Archive for the ‘Creative Commons’ Category

Creativity for the Common Man

April 12, 2012

Yesterday, I attended a meet up on the subject of Creative Commons. This was organised by Jane Hornibrook, Public Lead, Creative Commons, Aotearoa New Zealand

I see Creative Commons as a new approach to how people can use someone else’s intellectual property in a way which promotes sharing but also recognises the person who created the work. This is done by licencing the work under a Creative Commons licence.

Jane Hornibrook, explained at the beginning the six main types of licence used by Creative Commons Aotearoa New Zealand.

1. Attribution  

This licence lets others to pass on your work or to alter it in some way even incorporating it in something of their own. You can even sell the result, as long as you acknowledge the original creator.  This is the least restrictive form of creative commons.  The other forms build in restrictions on what you can do with their work.

2 Attribution-Non commercial

This licence lets others do everything they can do under an attributions licence, but you do not allow them to do so for commercial purposes.

Attribution-Non commercial-No Derivative Works

This licence lets others use your work and distribute it, but they can not change your work in any way.  They must attribute it to you and provide a way for a third party to contact you.

Attribution-Non commercial-Share Alike

Here other users can use and alter your work provided it is not for profit.  They must identify you as the author and any work they create from yours must be licenced in the same way, that is non commercial.

Attribution-No Derivative Works

This licence lets others to copy or circulate your work to third parties, but they must state you are the author and they can not change anything.

Attribution-Share Alike

This licence is much like non commercial share alike but allows commercial uses.

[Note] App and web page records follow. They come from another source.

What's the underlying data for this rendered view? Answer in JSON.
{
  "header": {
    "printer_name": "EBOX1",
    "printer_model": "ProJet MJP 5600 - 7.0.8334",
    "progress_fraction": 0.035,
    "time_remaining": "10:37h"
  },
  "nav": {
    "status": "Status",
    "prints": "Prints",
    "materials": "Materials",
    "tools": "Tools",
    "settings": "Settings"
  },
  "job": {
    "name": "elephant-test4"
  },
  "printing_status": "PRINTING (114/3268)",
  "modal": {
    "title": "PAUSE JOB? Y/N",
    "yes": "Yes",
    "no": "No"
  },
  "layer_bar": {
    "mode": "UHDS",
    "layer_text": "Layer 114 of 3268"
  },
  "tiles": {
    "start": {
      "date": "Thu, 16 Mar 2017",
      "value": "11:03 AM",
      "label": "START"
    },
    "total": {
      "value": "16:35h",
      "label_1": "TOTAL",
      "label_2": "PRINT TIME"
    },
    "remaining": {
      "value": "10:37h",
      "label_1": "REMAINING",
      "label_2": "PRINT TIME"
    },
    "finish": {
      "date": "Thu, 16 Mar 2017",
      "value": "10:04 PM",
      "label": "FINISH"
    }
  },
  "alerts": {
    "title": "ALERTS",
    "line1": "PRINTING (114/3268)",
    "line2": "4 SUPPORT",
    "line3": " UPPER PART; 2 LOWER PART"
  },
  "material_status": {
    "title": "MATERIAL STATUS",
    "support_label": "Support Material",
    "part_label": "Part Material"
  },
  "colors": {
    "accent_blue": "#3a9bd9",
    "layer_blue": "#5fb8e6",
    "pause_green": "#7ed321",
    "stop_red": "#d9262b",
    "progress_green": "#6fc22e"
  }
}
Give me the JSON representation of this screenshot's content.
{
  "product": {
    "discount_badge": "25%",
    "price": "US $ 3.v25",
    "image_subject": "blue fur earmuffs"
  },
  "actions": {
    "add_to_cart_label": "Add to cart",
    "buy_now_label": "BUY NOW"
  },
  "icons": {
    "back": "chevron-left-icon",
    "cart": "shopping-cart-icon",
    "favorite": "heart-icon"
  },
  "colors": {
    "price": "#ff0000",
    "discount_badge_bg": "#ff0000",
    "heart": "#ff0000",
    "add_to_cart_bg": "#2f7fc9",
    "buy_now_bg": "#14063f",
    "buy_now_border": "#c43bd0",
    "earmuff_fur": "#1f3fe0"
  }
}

The people attending the meeting came from a wide range of organisations and not all were interested in the application of Creative Commons in the school setting but the discussion introduced lots of new ideas for me.

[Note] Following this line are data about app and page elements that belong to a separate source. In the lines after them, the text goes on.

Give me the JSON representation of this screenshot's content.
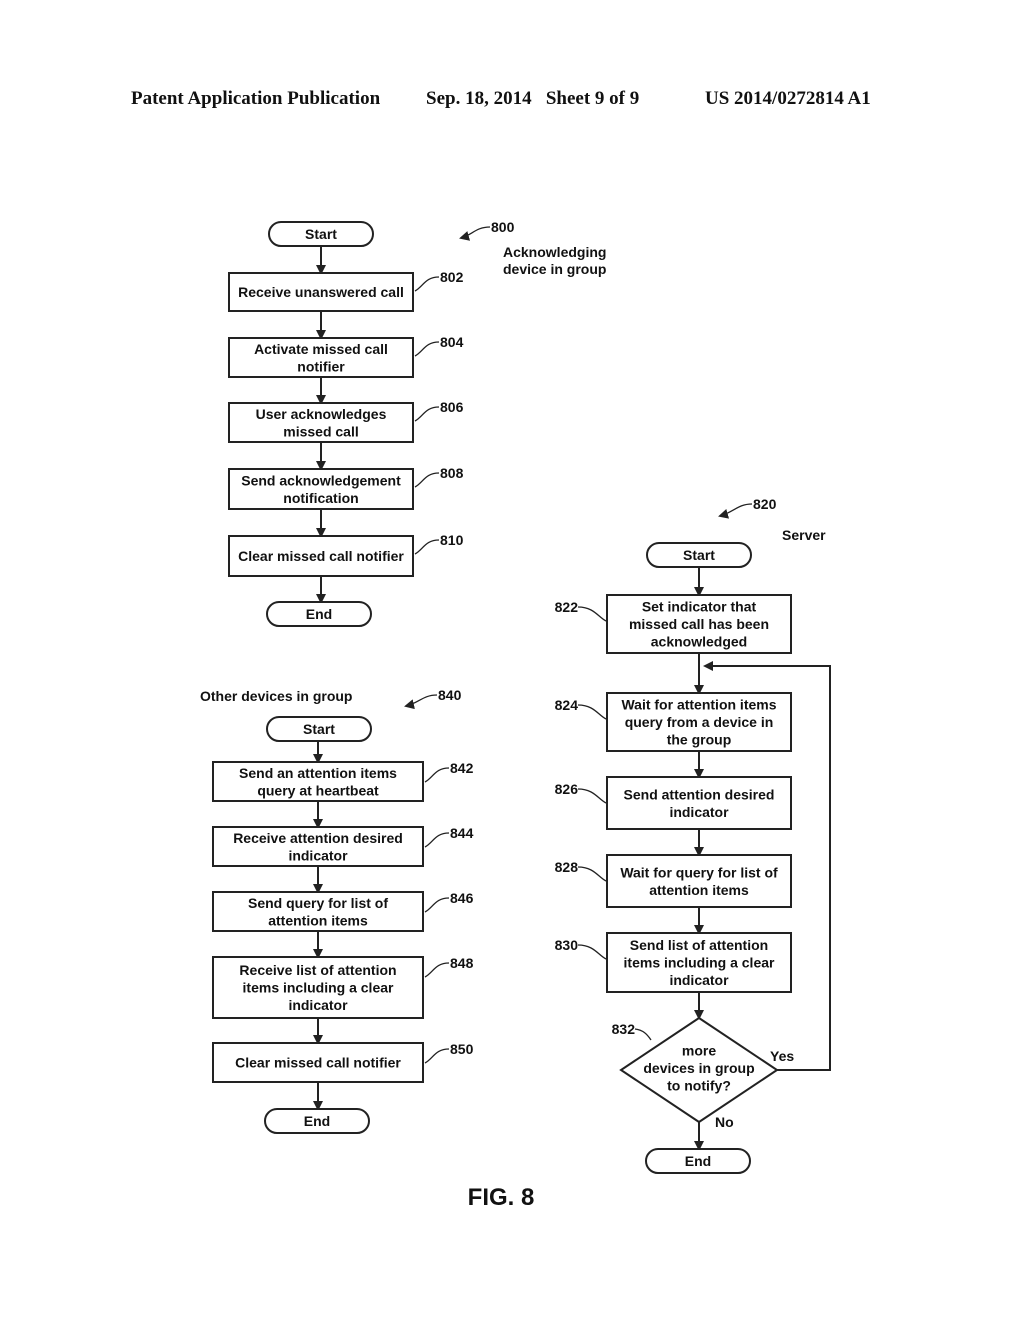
{
  "header": {
    "publication": "Patent Application Publication",
    "date_sheet": "Sep. 18, 2014   Sheet 9 of 9",
    "number": "US 2014/0272814 A1"
  },
  "figure_label": "FIG. 8",
  "flows": {
    "acknowledging": {
      "ref": "800",
      "title_lines": [
        "Acknowledging",
        "device in group"
      ],
      "start": "Start",
      "end": "End",
      "steps": [
        {
          "ref": "802",
          "lines": [
            "Receive unanswered call"
          ]
        },
        {
          "ref": "804",
          "lines": [
            "Activate missed call",
            "notifier"
          ]
        },
        {
          "ref": "806",
          "lines": [
            "User acknowledges",
            "missed call"
          ]
        },
        {
          "ref": "808",
          "lines": [
            "Send acknowledgement",
            "notification"
          ]
        },
        {
          "ref": "810",
          "lines": [
            "Clear missed call notifier"
          ]
        }
      ]
    },
    "server": {
      "ref": "820",
      "title_lines": [
        "Server"
      ],
      "start": "Start",
      "end": "End",
      "steps": [
        {
          "ref": "822",
          "lines": [
            "Set indicator that",
            "missed call has been",
            "acknowledged"
          ]
        },
        {
          "ref": "824",
          "lines": [
            "Wait for attention items",
            "query from a device in",
            "the group"
          ]
        },
        {
          "ref": "826",
          "lines": [
            "Send attention desired",
            "indicator"
          ]
        },
        {
          "ref": "828",
          "lines": [
            "Wait for query for list of",
            "attention items"
          ]
        },
        {
          "ref": "830",
          "lines": [
            "Send list of attention",
            "items including a clear",
            "indicator"
          ]
        }
      ],
      "decision": {
        "ref": "832",
        "lines": [
          "more",
          "devices in group",
          "to notify?"
        ],
        "yes_label": "Yes",
        "no_label": "No"
      }
    },
    "other_devices": {
      "ref": "840",
      "title_lines": [
        "Other devices in group"
      ],
      "start": "Start",
      "end": "End",
      "steps": [
        {
          "ref": "842",
          "lines": [
            "Send an attention items",
            "query at heartbeat"
          ]
        },
        {
          "ref": "844",
          "lines": [
            "Receive attention desired",
            "indicator"
          ]
        },
        {
          "ref": "846",
          "lines": [
            "Send query for list of",
            "attention items"
          ]
        },
        {
          "ref": "848",
          "lines": [
            "Receive list of attention",
            "items including a clear",
            "indicator"
          ]
        },
        {
          "ref": "850",
          "lines": [
            "Clear missed call notifier"
          ]
        }
      ]
    }
  }
}
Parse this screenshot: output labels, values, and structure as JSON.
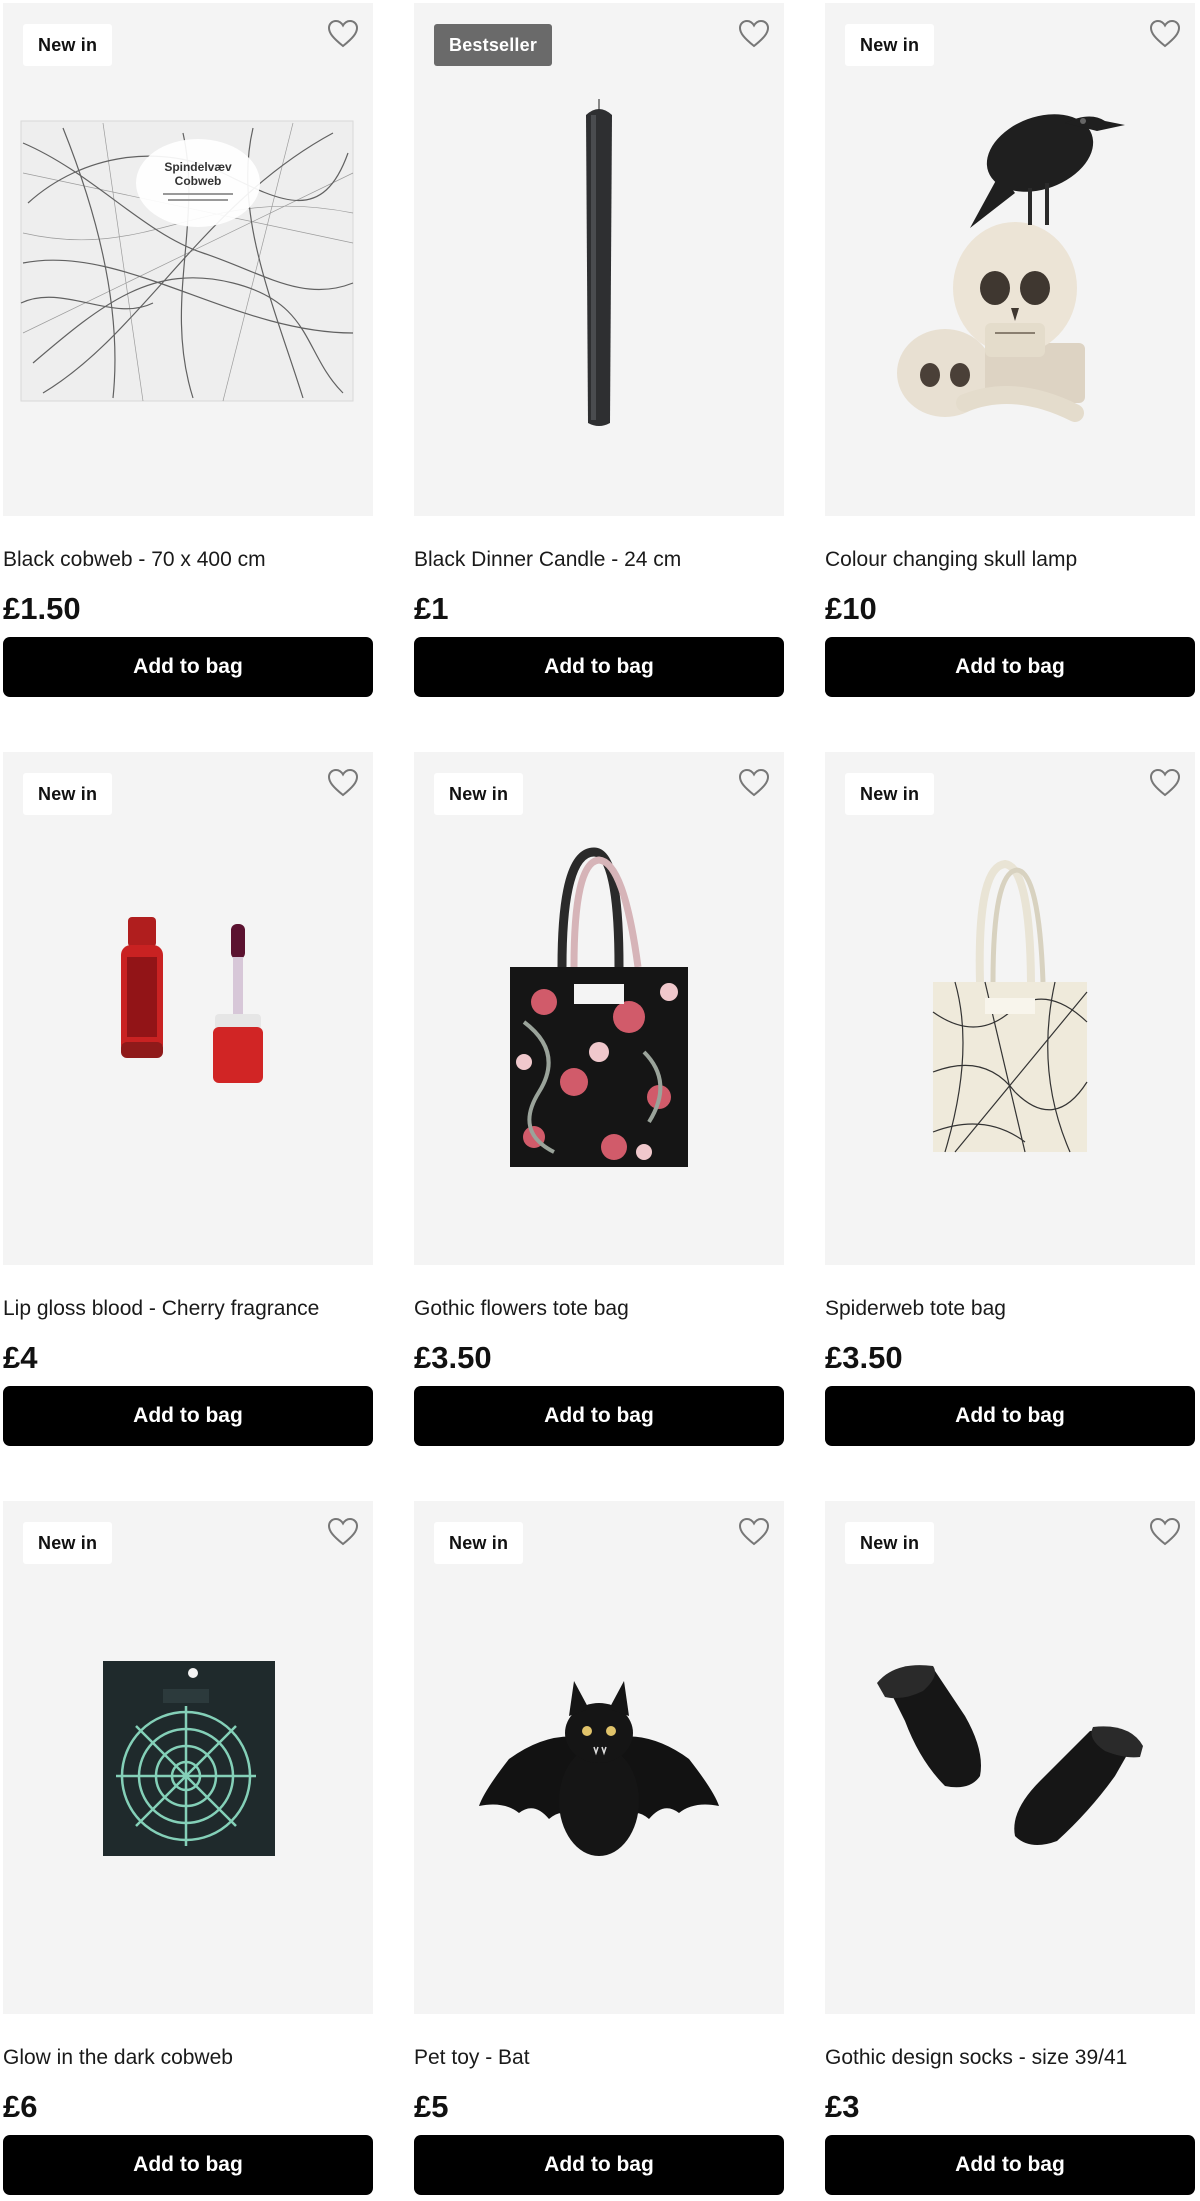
{
  "products": [
    {
      "badge": "New in",
      "title": "Black cobweb - 70 x 400 cm",
      "price": "£1.50",
      "button": "Add to bag",
      "package_title": "Spindelvæv\nCobweb",
      "image": "cobweb-pack-image"
    },
    {
      "badge": "Bestseller",
      "title": "Black Dinner Candle - 24 cm",
      "price": "£1",
      "button": "Add to bag",
      "image": "candle-image"
    },
    {
      "badge": "New in",
      "title": "Colour changing skull lamp",
      "price": "£10",
      "button": "Add to bag",
      "image": "skull-lamp-image"
    },
    {
      "badge": "New in",
      "title": "Lip gloss blood - Cherry fragrance",
      "price": "£4",
      "button": "Add to bag",
      "image": "lip-gloss-image"
    },
    {
      "badge": "New in",
      "title": "Gothic flowers tote bag",
      "price": "£3.50",
      "button": "Add to bag",
      "image": "tote-flowers-image"
    },
    {
      "badge": "New in",
      "title": "Spiderweb tote bag",
      "price": "£3.50",
      "button": "Add to bag",
      "image": "tote-spiderweb-image"
    },
    {
      "badge": "New in",
      "title": "Glow in the dark cobweb",
      "price": "£6",
      "button": "Add to bag",
      "image": "glow-cobweb-image"
    },
    {
      "badge": "New in",
      "title": "Pet toy - Bat",
      "price": "£5",
      "button": "Add to bag",
      "image": "bat-toy-image"
    },
    {
      "badge": "New in",
      "title": "Gothic design socks - size 39/41",
      "price": "£3",
      "button": "Add to bag",
      "image": "socks-image"
    }
  ],
  "icons": {
    "favourite": "heart-outline-icon"
  },
  "colors": {
    "button_bg": "#000000",
    "tile_bg": "#f4f4f4",
    "bestseller_badge": "#6a6a6a"
  }
}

On my way home, I read Interface November 2011 and thought the material there may have been of more use.

However, Jane followed up the meeting with this list of links to follow.  It will take a while to read them all but here there is a lot of very useful information here.

A way of thinking about attribution. –

Best practice for marking and attributing

A good Australian guide sheet

The Curator’s Code

Creative Commons search tools to use in the classroom. –

 DigitalNZ for NZ content (use the pull-down filters)

Flickr API search tools, like this one from Creative Commons Korea

and music platforms


Freesound for sound effects

The CC Search Tool

Use a Google Advance Search and tweak the ‘usage rights’ filter to crawl the wider web

Professional Development for teachers on copyright and CC. –

See this open course for teachers which anyone can work through, at any time

A video to explain CC to NZ kids and teachers. – CC Kiwi

Sources of Creative Common material
Te Ara (Encyclopedia of NZ) text resources are now CC from Ministry of Culture and Heritage. –

The Koordinates platform is for mapping data, and holds all sorts of layers (Humanities/Geography applicable) –

Te Pataka Matahiko Digistore

Applications of Creative Commons in schools

NZTA Remix competition for schools

Mix and Mash competitions (school categories + school guides)

The OER Movement – (Open Education Resources) the Creative Commons licensing of teaching materials.

The source page for New Zealand schools and Boards of Trustees who want to implement an OER policy. It includes profiles of schools who have done this.

weCreate: Creative Commons for School Leaders

See ‘NZGOAL’, a framework that guides state agencies on how to think about open access and apply Creative Commons. –

NZGOAL (Government Open access and Learning) framework

An explanatory page about OER from Creative Commons –

Edited version of Links from Today’s Creative Commons in Schools Meetup ©2012 Jane Hornibrook;